Filed by Rep. Keturah, D-Louisville, and co-sponsored by Rep. John Blanton, R-Salyersville, the bill allows law enforcement agencies to contract with retired officers to assist with homicide cold cases. KACP testified in support of the bill.

HB782, related to telecommunicators – 

Filed by Rep. Scott Lewis, R-Hartford, the bill makes changes to telecommunicator training requirements.


HB5, the crime bill 

Sponsored by Rep. Jared Bauman, R-Louisville, the 72-page bill is dubbed the Safer Kentucky Act. Among its provisions is a three strikes law to require a life sentence after a person’s third violent felony, along with increasing penalties for crimes like carjacking and fentanyl trafficking. Prosecutors are now allowed to file a manslaughter charge against anyone who sells or distributes fentanyl that causes a fatal overdose.
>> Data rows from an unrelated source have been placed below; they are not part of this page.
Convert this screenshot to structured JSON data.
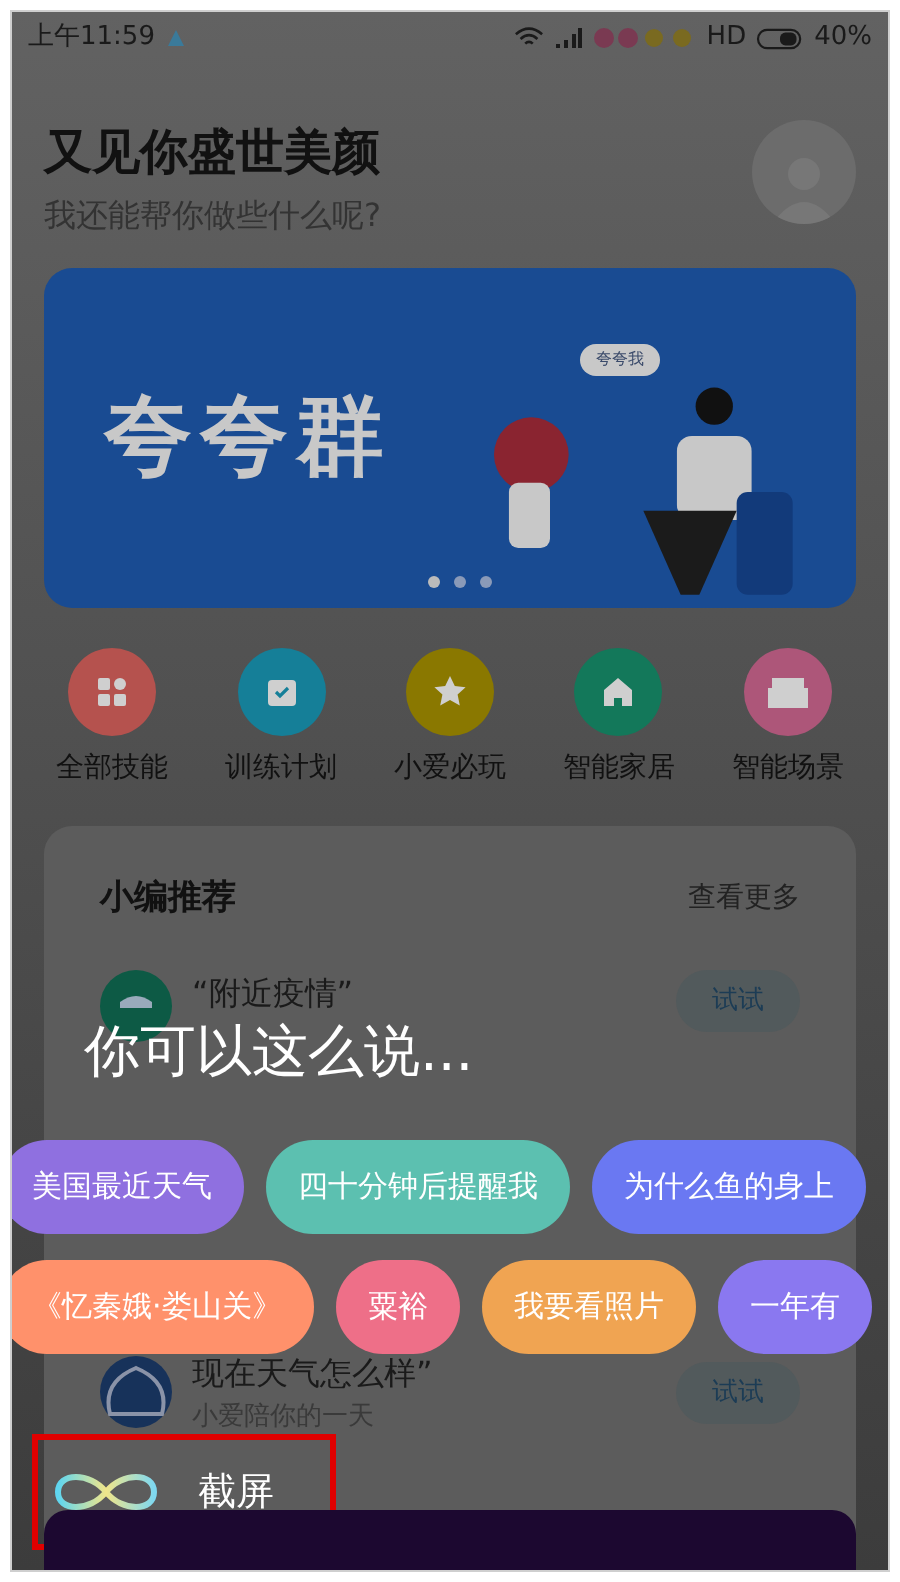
{
  "status_bar": {
    "time": "上午11:59",
    "network": "HD",
    "battery": "40%"
  },
  "header": {
    "title": "又见你盛世美颜",
    "subtitle": "我还能帮你做些什么呢?"
  },
  "banner": {
    "title": "夸夸群",
    "bubble": "夸夸我"
  },
  "shortcuts": [
    {
      "label": "全部技能",
      "kind": "grid",
      "color": "#b5524e"
    },
    {
      "label": "训练计划",
      "kind": "calendar",
      "color": "#157f98"
    },
    {
      "label": "小爱必玩",
      "kind": "star",
      "color": "#8a7800"
    },
    {
      "label": "智能家居",
      "kind": "home",
      "color": "#13785a"
    },
    {
      "label": "智能场景",
      "kind": "sofa",
      "color": "#ad5679"
    }
  ],
  "recommend": {
    "title": "小编推荐",
    "more": "查看更多",
    "items": [
      {
        "kind": "virus",
        "title": "“附近疫情”",
        "button": "试试"
      },
      {
        "kind": "weather",
        "title": "现在天气怎么样”",
        "subtitle": "小爱陪你的一天",
        "button": "试试"
      }
    ]
  },
  "voice_overlay": {
    "prompt": "你可以这么说...",
    "suggestion_rows": [
      [
        {
          "text": "美国最近天气",
          "color": "#8f70e0"
        },
        {
          "text": "四十分钟后提醒我",
          "color": "#5cc0b0"
        },
        {
          "text": "为什么鱼的身上",
          "color": "#6a78f2"
        }
      ],
      [
        {
          "text": "《忆秦娥·娄山关》",
          "color": "#ff916b"
        },
        {
          "text": "粟裕",
          "color": "#ee6f88"
        },
        {
          "text": "我要看照片",
          "color": "#f0a452"
        },
        {
          "text": "一年有",
          "color": "#8a78f0"
        }
      ]
    ],
    "assistant": {
      "label": "截屏"
    }
  }
}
It would also crack down on vandalism, homeless encampments and allow businesses to use force to stop shoplifters.

SB11, related to juvenile justice 

Filed by Sen. John Schickel, the bill requires notice to schools prior to filing of a public offense petition against a child in certain cases.
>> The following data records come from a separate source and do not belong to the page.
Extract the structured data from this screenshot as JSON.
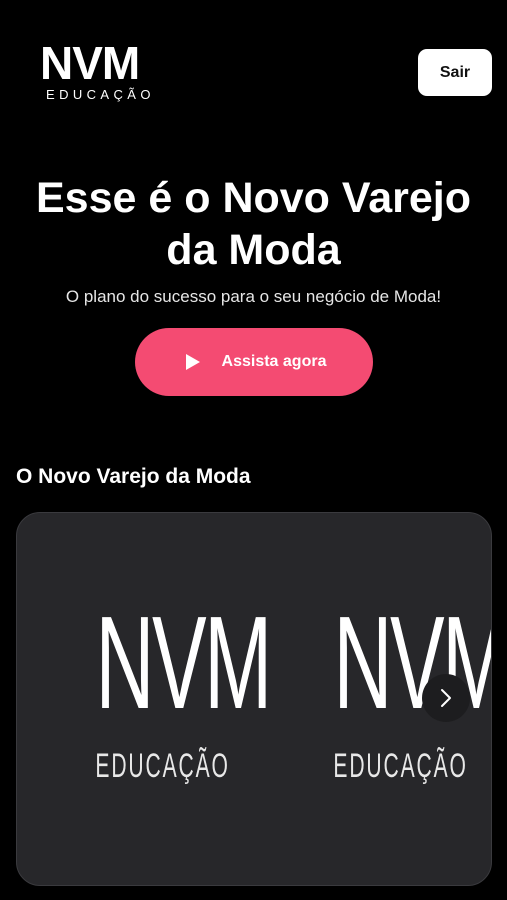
{
  "header": {
    "logo_main": "NVM",
    "logo_sub": "EDUCAÇÃO",
    "logout_label": "Sair"
  },
  "hero": {
    "title": "Esse é o Novo Varejo da Moda",
    "subtitle": "O plano do sucesso para o seu negócio de Moda!",
    "cta_label": "Assista agora",
    "cta_icon": "play-icon",
    "cta_color": "#f44b72"
  },
  "section": {
    "title": "O Novo Varejo da Moda",
    "cards": [
      {
        "logo_main": "NVM",
        "logo_sub": "EDUCAÇÃO"
      },
      {
        "logo_main": "NVM",
        "logo_sub": "EDUCAÇÃO"
      }
    ],
    "next_icon": "chevron-right-icon"
  }
}
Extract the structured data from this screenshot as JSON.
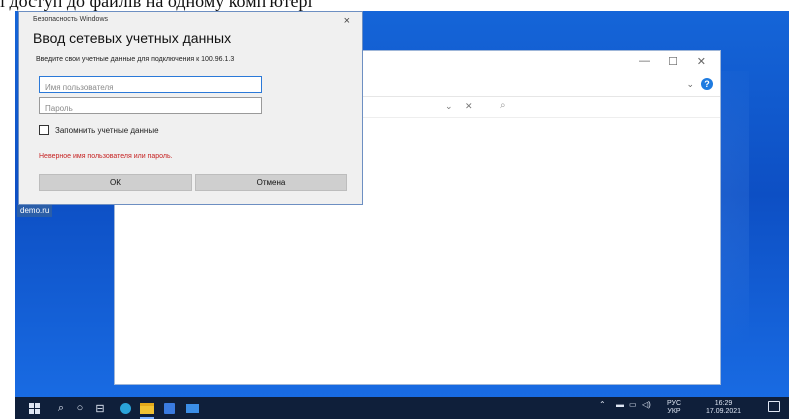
{
  "caption": {
    "text": "і доступ до файлів на одному комп'ютері"
  },
  "dialog": {
    "security_label": "Безопасность Windows",
    "close_glyph": "×",
    "title": "Ввод сетевых учетных данных",
    "prompt": "Введите свои учетные данные для подключения к 100.96.1.3",
    "username": {
      "placeholder": "Имя пользователя",
      "value": ""
    },
    "password": {
      "placeholder": "Пароль",
      "value": ""
    },
    "remember_label": "Запомнить учетные данные",
    "remember_checked": false,
    "error_text": "Неверное имя пользователя или пароль.",
    "ok_label": "ОК",
    "cancel_label": "Отмена"
  },
  "explorer": {
    "minimize": "—",
    "maximize": "☐",
    "close": "✕",
    "chevron": "⌄",
    "help": "?",
    "address_dropdown": "⌄",
    "address_clear": "✕",
    "search_glyph": "⌕"
  },
  "desktop": {
    "icon_label": "demo.ru"
  },
  "taskbar": {
    "language_top": "РУС",
    "language_bottom": "УКР",
    "time": "16:29",
    "date": "17.09.2021",
    "icons": [
      "windows-start-icon",
      "search-icon",
      "cortana-icon",
      "task-view-icon",
      "edge-icon",
      "file-explorer-icon",
      "store-icon",
      "mail-icon"
    ]
  },
  "colors": {
    "desktop": "#1565d8",
    "error": "#c62222",
    "taskbar": "#0f1f3a",
    "accent": "#2b79d8"
  }
}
SB20, related to violent offenders 

Filed by Matthew Deneen, R-Elizabethtown, the bill includes in the definition of “violent offender” a person who has been convicted of burglary in the first degree, assault in the second degree and wanton endangerment in the first degree involving the discharge of a firearm; other changes. KAC testified in favor of the bill.

SB45, missing adults 

Sponsored by Sen. David Yates, D-Louisville, the bill requires KSP to create and operate the Kentucky Ashanti Alert System to provide public notification through the use of media providers and highways signs when an adult is missing and may have been abducted or kidnapped or may be in physical danger.

SB162, related to vehicle accident reports – 

Filed by Sen. Robby Mills, R-Henderson, the bill allows law enforcement agencies to retain copies of accident reports filed with the KSP and allows agencies to contract with third parties to provide the reports to other entities that are eligible to receive them. KACP testified in support of the bill.



The legislature passed the budget bills that total about $128 billion over the next two years. Following are law enforcement highlights:

  • 3% KLEFPF increase in each year of the two-year budget.
  • $50 million for the Western Kentucky Training Academy in Madisonville. KACP – including President Thompson and Executive Director Butler – met several times with lawmakers and Senate budget chairman Chris McDaniel, R-Ryland Heights, to build support for the budget allocation.



SB2, related to placing “guardians” in public schools – PASSED

Filed by Sen. Max Wise, R-Campbellsville, the bill would establish a framework for employment of Kentucky guardians – veterans and former police officers – in schools to provide school safety. It also calls on school districts to form trauma-informed teams to improve mental health interventions. The bill will not take effect until 2025-26 school year; Sen. Wise said he would work with law enforcement during the interim to address concerns. Changes could be made in the 2025 session.



As always, questions, suggestions, comments or concerns can be directed to Executive Director Shawn Butler, who can be reached at 859-743-2920 or or KACP lobbyist Patrick Crowley, who can be reached at 859-462-4245 or

You can also follow the legislative activity through the Kentucky General Assembly website.